• The Best Years of Our Lives (1946)

The Best Years of Our Lives

Release Date: December 25th, 1946

DVD Release Date: October 28th, 1997

Not Yet Rated |2 hr 52 min

Plot Summary

Fred, Al and Homer are three World War II veterans facing difficulties as they re-enter civilian life. Fred (Dana Andrews) is a war hero who, unable to compete with more highly skilled workers, has to return to his low-wage soda jerk job. Bank executive Al (Fredric March) gets into trouble for offering favorable loans to veterans. After losing both hands in the war, Homer (Harold Russell) returns to his loving fiancée, but must struggle to adjust.

Cast: Fredric March, Myrna Loy, Dana Andrews, Teresa Wright, Virginia Mayo, Harold Russell, Hoagy Carmichael, Gladys George

Director: William Wyler

Genres: Drama
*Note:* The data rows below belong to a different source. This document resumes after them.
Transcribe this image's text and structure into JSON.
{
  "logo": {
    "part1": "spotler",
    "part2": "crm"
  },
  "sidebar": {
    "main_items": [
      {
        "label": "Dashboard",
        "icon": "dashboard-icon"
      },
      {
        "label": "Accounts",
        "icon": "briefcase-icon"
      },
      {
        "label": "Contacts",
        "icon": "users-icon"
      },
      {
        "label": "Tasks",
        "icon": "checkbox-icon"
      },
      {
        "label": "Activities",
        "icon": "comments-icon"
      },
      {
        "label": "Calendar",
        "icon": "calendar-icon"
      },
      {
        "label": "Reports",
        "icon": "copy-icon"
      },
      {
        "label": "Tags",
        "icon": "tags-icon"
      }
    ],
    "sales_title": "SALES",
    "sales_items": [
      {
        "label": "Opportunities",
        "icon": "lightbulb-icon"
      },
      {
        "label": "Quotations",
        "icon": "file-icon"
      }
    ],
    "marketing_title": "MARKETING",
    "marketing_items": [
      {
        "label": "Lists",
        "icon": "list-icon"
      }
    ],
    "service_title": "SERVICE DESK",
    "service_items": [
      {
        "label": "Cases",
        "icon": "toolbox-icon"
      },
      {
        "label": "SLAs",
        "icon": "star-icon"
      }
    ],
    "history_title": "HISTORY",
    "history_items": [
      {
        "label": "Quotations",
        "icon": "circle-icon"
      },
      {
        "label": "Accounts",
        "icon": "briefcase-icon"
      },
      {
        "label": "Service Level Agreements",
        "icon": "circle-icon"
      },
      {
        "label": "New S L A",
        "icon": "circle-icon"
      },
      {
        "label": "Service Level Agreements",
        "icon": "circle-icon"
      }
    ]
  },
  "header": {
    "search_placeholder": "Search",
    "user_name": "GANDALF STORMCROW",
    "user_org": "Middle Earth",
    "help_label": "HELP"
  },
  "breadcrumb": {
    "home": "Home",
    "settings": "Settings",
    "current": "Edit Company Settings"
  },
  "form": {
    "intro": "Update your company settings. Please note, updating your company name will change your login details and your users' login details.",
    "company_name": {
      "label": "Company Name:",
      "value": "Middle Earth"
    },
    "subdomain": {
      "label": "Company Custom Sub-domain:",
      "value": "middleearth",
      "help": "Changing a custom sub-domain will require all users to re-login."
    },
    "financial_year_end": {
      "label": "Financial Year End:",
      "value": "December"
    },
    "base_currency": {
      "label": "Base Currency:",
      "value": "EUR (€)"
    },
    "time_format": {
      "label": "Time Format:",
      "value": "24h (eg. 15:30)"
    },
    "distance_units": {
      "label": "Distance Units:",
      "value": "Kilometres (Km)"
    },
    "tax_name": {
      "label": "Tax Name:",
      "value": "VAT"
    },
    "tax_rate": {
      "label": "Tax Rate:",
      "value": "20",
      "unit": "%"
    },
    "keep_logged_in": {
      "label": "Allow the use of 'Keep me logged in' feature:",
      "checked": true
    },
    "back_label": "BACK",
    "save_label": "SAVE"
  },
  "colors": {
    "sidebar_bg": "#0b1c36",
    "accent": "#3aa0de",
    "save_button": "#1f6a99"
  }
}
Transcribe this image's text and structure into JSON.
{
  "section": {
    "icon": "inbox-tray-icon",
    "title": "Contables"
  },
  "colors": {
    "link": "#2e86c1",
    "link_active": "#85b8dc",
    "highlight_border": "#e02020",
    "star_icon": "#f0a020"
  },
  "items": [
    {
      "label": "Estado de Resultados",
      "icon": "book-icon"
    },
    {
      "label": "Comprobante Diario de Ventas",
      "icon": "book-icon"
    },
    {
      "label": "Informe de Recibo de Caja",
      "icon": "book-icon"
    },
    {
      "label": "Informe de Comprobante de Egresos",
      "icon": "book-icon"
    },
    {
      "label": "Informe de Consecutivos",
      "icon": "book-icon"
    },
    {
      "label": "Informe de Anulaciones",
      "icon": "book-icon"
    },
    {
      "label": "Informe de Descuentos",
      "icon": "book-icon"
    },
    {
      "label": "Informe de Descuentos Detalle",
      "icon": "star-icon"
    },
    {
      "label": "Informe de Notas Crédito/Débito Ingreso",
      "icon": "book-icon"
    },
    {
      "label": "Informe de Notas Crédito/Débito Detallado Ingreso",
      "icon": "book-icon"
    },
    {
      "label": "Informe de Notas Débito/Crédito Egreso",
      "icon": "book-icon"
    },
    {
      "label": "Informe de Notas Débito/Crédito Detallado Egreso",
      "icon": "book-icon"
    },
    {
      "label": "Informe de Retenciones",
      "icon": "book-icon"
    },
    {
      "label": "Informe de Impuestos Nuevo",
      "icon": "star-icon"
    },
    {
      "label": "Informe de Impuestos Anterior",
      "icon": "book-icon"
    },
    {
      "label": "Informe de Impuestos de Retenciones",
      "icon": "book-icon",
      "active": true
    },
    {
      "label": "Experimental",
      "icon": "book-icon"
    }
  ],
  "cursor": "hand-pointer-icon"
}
Production Co: Samuel Goldwyn Company

Distributors: RKO Radio Pictures

Keywords: Fascinating, 1940s, Small town, Daughter, Transformation, Wife, Love, Sacrifice

Ratings & Reviews

  • 88
    Eric HendersonSlant Magazine

    If The Best Years of Our Lives emerges as a more contemporary-seeing film than almost anything else to which its ingredients could compare, it’s because of how it wrestles with the burden of patriotism. The nation’s problems are right there in plain sight, just as clear as cinematographer Gregg Toland’s typically precise deep-focus shots. show more

  • 100
    James BerardinelliReelViews

    The Best Years of Our Lives runs almost three hours, but it doesn't seem nearly that long. The film is so involving that there's no temptation to glance at a watch, nor a need to get a snack or take a bathroom break. In fact, when it's over, there's almost a sense of disappointment that there aren't a few scenes left hiding on the other side of the closing credits. The feeling of warmth and satisfaction that accompanies the conclusion is the hallmark of a great drama - a distinction that anyone who has seen The Best Years of Our Lives will apply to this landmark production. show more

  • 100
    Roger EbertChicago Sun-Times

    It feels surprisingly modern: lean, direct, honest about issues that Hollywood then studiously avoided. After the war years of patriotism and heroism in the movies, this was a sobering look at the problems veterans faced when they returned home. show more

See all critic reviews on metacritic.com


Winner Film From Any Source
British Academy of Film & Television Arts (1947)
Winner Directing
Nominated Sound Recording
Winner Actor in a Supporting Role
Winner Picture
Winner Film Editing
Winner Best Motion Picture
Winner Writing (Screenplay)
Winner Music (Music Score of a Dramatic or Comedy Picture)